This story originally appeared on Arab News en Français.


Saudi Border Guards seize 300 kilograms of narcotic hashish in Jazan 

Saudi Border Guards seize 300 kilograms of narcotic hashish in Jazan 
Updated 01 October 2022

Saudi Border Guards seize 300 kilograms of narcotic hashish in Jazan 

Saudi Border Guards seize 300 kilograms of narcotic hashish in Jazan 

RIYADH: Border guards in Saudi Arabia’s Jazan region have thwarted an attempt to smuggle 300 kilograms of narcotic hashish. 
Initial legal procedures have been completed and the drugs were seized and handed over to the relevant authority, the Saudi Press Agency reported.
Saudi Arabia has been cracking down on attempts to smuggle drugs into and out of the Kingdom, with authorities saying they would continue to stop all attempts to put the public at harm.


Saudi ministry wins 2 communication awards in UAE

Saudi ministry wins 2 communication awards in UAE
Updated 01 October 2022

Saudi ministry wins 2 communication awards in UAE

Saudi ministry wins 2 communication awards in UAE
  • 53 candidates were shortlisted in 19 award classes

SHARJAH, UAE: Saudi Arabia’s Ministry of Human Resources and Social Development won two accolades at the 9th Sharjah Government Communication Awards in the UAE.

The ministry scooped awards in the categories for best systems in government communication in the Arab world, and best government communication initiative to empower women globally.

Fifty-three candidates were shortlisted in 19 award classes, with the Saudi ministry recognized for the methodology used in the implementation of its projects, the impact and results achieved, the effective use of technology and media to reach target audiences, and its innovative and proactive visions.

The ministry’s assistant minister for shared services, Mohammed bin Nasser Al-Jasser, said the awards success was down to the hard work of employees.

He added that the ministry sought to create an effective communication media system capable of keeping pace with the rapid changes taking place in the sectors it supervised while responding to the digital transformation that had seen a transformation in government media over recent years.

 

 


Diriyah Gate Development Authority launches project to encode Diriyah history in Braille

Diriyah Gate Development Authority launches project to encode Diriyah history in Braille
Updated 01 October 2022

Diriyah Gate Development Authority launches project to encode Diriyah history in Braille

Diriyah Gate Development Authority launches project to encode Diriyah history in Braille
  • The project will help visually impaired people gain a deeper understanding of the history of Diriyah, the original home of the Saudi royal family
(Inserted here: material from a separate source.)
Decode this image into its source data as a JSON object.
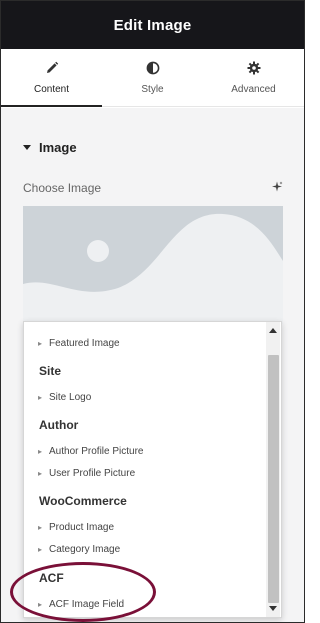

RIYADH:  The Diriyah Gate Development Authority has teamed up with the National Association of the Blind “Kafeef” to launch an initiative for the translation of Diriyah’s history into Braille.
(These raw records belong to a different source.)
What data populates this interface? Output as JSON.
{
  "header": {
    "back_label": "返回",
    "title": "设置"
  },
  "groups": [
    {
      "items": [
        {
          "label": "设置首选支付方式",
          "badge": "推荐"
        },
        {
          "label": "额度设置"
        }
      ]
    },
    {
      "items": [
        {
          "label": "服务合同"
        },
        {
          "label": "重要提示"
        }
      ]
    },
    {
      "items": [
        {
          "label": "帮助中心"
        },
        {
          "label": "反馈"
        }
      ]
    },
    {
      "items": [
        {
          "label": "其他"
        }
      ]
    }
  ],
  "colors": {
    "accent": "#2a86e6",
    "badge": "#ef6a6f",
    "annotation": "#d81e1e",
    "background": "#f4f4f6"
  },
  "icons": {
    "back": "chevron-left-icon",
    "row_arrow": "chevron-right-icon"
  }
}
The project will help visually impaired people gain a deeper understanding of Diriyah’s history.

Paper copies of the content printed in Braille will help strengthen participants’ emotional connection to their rich Saudi history and heritage.

The project reflects DGDA’s commitment to the visually impaired, and is aligned with the authority’s mandate to preserve and celebrate its culture and heritage.
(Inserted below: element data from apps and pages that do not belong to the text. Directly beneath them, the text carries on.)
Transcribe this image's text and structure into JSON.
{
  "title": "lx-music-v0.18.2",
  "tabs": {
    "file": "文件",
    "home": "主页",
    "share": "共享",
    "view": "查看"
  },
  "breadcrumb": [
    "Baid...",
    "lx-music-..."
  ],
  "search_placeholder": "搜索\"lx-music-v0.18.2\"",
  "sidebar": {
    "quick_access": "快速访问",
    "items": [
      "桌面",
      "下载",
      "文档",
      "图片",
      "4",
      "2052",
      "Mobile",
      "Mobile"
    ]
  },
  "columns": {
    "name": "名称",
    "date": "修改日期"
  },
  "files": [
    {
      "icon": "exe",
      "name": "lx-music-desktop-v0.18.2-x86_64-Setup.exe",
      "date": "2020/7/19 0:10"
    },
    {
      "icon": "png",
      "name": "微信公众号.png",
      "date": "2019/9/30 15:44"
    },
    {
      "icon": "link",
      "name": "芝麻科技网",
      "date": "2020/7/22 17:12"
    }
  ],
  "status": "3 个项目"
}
The first part of the initiative runs until Oct. 15, and includes a course on Diriyah’s history for young men and women from “Kafeef.”

Supporting course materials were translated into paper and digital formats, including content on the year 850 — the year that Diriyah was established — as well as the At-Turaif district and the history of the First Saudi State.

Participants with the highest scores have since been selected to teach within the program itself, based on the level of their interest in Saudi history and their Braille skills.

DGDA is committed to working with “Kafeef” to provide support to participants, including paper and digital training materials, as well as lessons for registered participants, with an official certificate available on completion of the course.

The course is expected to foster a competitive, knowledge-based atmosphere that will help bolster the connection visually impaired individuals have to their heritage; strengthen their sense of belonging to their country’s past, present, and future; and instil a sense of community and collective investment in the country’s progress.